There is some evidence of a ‘brain drain’ among the founding students. As would remain the case, some of the brightest were attracted to further study or other opportunities in Europe and not all returned. Peter Hay’s professors were keen to send him to Cambridge, notes one biography, but Hay ‘did not concur, having other than mathematical plans in which Cupid played a part’. For others of this migrant generation the ties to Otago and New Zealand were not so strong. Two went on to interesting careers in Britain. Cecil Yates Biss was born in India, where his grandfather was a Baptist missionary. He came to New Zealand in his teens with a brother and worked in various civil service jobs, including for the post office. After studying Latin and Greek at the University of Otago in 1871, Biss headed to Cambridge, where he completed the Natural Sciences Tripos with first class honours in 1875; he then qualified in medicine. He became a respected physician, researcher and lecturer in England, though his career was cut short by illness. He was also well known as a leading member of the Plymouth Brethren, and a colleague recalled that the non-smoking teetotaller was ‘rather given to admonishing his patients in regard to excesses and irregularities in living, in addition to ministering to their immediate ailments’.
Ferdinand Faithfull Begg was one of several businessmen among the founding students. He was the son of a prominent Edinburgh Presbyterian cleric. Begg joined his brother in Dunedin in 1863, acquiring good business skills in a bank and a large land agency. He performed well in the advanced maths class at the university in 1871 and returned to Scotland with his father, who had been out on a visit, the following year. There he became a prominent stockbroker, chairing the Edinburgh Stock Exchange and later the London Chamber of Commerce; he was also a member of parliament. One of Begg’s other claims to fame was to be ‘the first to ride a bicycle on the streets of Dunedin’; in 1871 he imported a ‘boneshaker’, complete with wooden wheels, brass pedals and iron tyres, backbone and handles.
There were no women among the founding students, but several joined classes the following year – I’ll feature the story of the admission of women in the next blog post!
University of Otago founding students – an incomplete list

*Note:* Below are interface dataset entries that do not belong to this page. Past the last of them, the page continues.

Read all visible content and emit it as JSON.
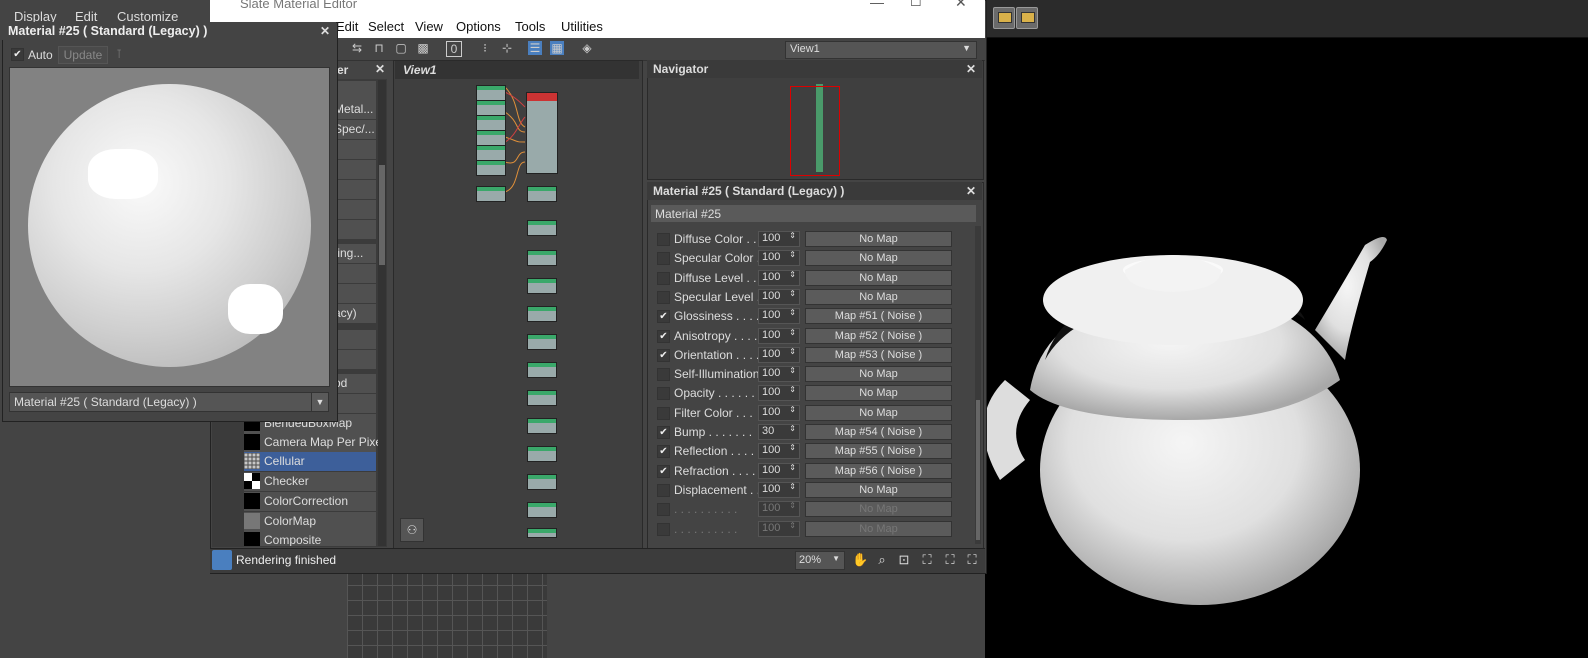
{
  "main_menu": {
    "display": "Display",
    "edit": "Edit",
    "customize": "Customize"
  },
  "slate": {
    "title": "Slate Material Editor",
    "menu": {
      "edit": "Edit",
      "select": "Select",
      "view": "View",
      "options": "Options",
      "tools": "Tools",
      "utilities": "Utilities"
    },
    "view_select": "View1",
    "view_tab": "View1",
    "browser_partial": [
      "er",
      "Metal...",
      "Spec/...",
      "ting...",
      "acy)",
      "od"
    ],
    "browser_items": [
      {
        "label": "BlendedBoxMap",
        "swatch": "#000000"
      },
      {
        "label": "Camera Map Per Pixel",
        "swatch": "#000000"
      },
      {
        "label": "Cellular",
        "swatch": "#888888",
        "selected": true
      },
      {
        "label": "Checker",
        "swatch": "checker"
      },
      {
        "label": "ColorCorrection",
        "swatch": "#000000"
      },
      {
        "label": "ColorMap",
        "swatch": "#777777"
      },
      {
        "label": "Composite",
        "swatch": "#000000"
      }
    ],
    "navigator_title": "Navigator",
    "status": "Rendering finished",
    "zoom": "20%"
  },
  "material": {
    "panel_title": "Material #25  ( Standard (Legacy) )",
    "name": "Material #25",
    "maps": [
      {
        "label": "Diffuse Color . . .",
        "checked": false,
        "amount": "100",
        "map": "No Map"
      },
      {
        "label": "Specular Color  .",
        "checked": false,
        "amount": "100",
        "map": "No Map"
      },
      {
        "label": "Diffuse Level . . .",
        "checked": false,
        "amount": "100",
        "map": "No Map"
      },
      {
        "label": "Specular Level  .",
        "checked": false,
        "amount": "100",
        "map": "No Map"
      },
      {
        "label": "Glossiness  . . . .",
        "checked": true,
        "amount": "100",
        "map": "Map #51  ( Noise )"
      },
      {
        "label": "Anisotropy  . . . .",
        "checked": true,
        "amount": "100",
        "map": "Map #52  ( Noise )"
      },
      {
        "label": "Orientation . . . .",
        "checked": true,
        "amount": "100",
        "map": "Map #53  ( Noise )"
      },
      {
        "label": "Self-Illumination .",
        "checked": false,
        "amount": "100",
        "map": "No Map"
      },
      {
        "label": "Opacity . . . . . .",
        "checked": false,
        "amount": "100",
        "map": "No Map"
      },
      {
        "label": "Filter Color  . . .",
        "checked": false,
        "amount": "100",
        "map": "No Map"
      },
      {
        "label": "Bump  . . . . . . .",
        "checked": true,
        "amount": "30",
        "map": "Map #54  ( Noise )"
      },
      {
        "label": "Reflection  . . . .",
        "checked": true,
        "amount": "100",
        "map": "Map #55  ( Noise )"
      },
      {
        "label": "Refraction  . . . .",
        "checked": true,
        "amount": "100",
        "map": "Map #56  ( Noise )"
      },
      {
        "label": "Displacement  . . .",
        "checked": false,
        "amount": "100",
        "map": "No Map"
      },
      {
        "label": ". . . . . . . . . .",
        "checked": false,
        "amount": "100",
        "map": "No Map",
        "disabled": true
      },
      {
        "label": ". . . . . . . . . .",
        "checked": false,
        "amount": "100",
        "map": "No Map",
        "disabled": true
      }
    ]
  },
  "preview": {
    "title": "Material #25  ( Standard (Legacy) )",
    "auto_label": "Auto",
    "update_label": "Update",
    "dropdown": "Material #25  ( Standard (Legacy) )"
  }
}
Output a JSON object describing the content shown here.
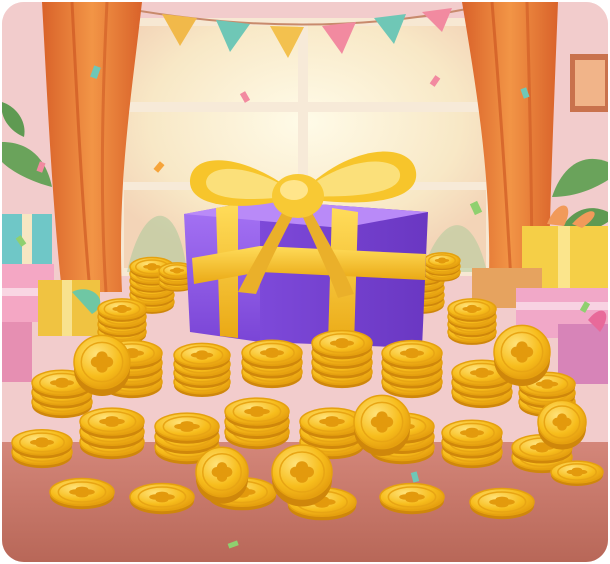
{
  "scene": {
    "icons": {
      "gift": "gift-box-icon",
      "coin": "clover-coin-icon",
      "bunting": "party-bunting-icon",
      "confetti": "confetti-icon"
    },
    "colors": {
      "wall": "#f3cfcf",
      "curtain": "#ef8a3c",
      "window_glow": "#fff6df",
      "box_purple": "#9a63f0",
      "ribbon_gold": "#f7c52b",
      "coin_gold": "#f5b817",
      "coin_dark": "#d58d0a",
      "floor": "#c97a68"
    }
  }
}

From newspaper reports of exam passes:
- Begg, Ferdinand Faithfull
- Biss, Cecil Yates
- Borrie, David
- Cameron, J.C. [John Connelly?]
- Connor, Charles
- Denniston, John Edward
- Dick, Robert
- Duncan, James Wilson
- Dunn, John Dove
- Ferguson, John
- Fraser, J.M.
- Hay, Peter Seton
- Hirsch, Gustav
- Hutchison, Thomas
- Lusk, Thomas Hamlin
- Steven, John
- Stewart, William Downie
- Stout, Robert
- Wilding, Richard
- Williamson, Alexander Watt
Named in Williamson’s diary:
- Cuddie, Thomas Alexander Burns
Entered in university cash book paying fees:
- Allan, Alexander George
- Heeles, M.G. [Matthew Gawthorp?]
- Holder, H.R.
- Holmes, G.H. [George Henry?]
- Smith, F.R.
- Taylor, W.
- White, Clement
Wrote to secretary stating their intention to attend classes:
- Adam, Alexander
- Colee, Robert Alexander
- Hill, Walter
- McLeod, Alexander
I’d love to hear of any other 1871 students, or further details of those listed.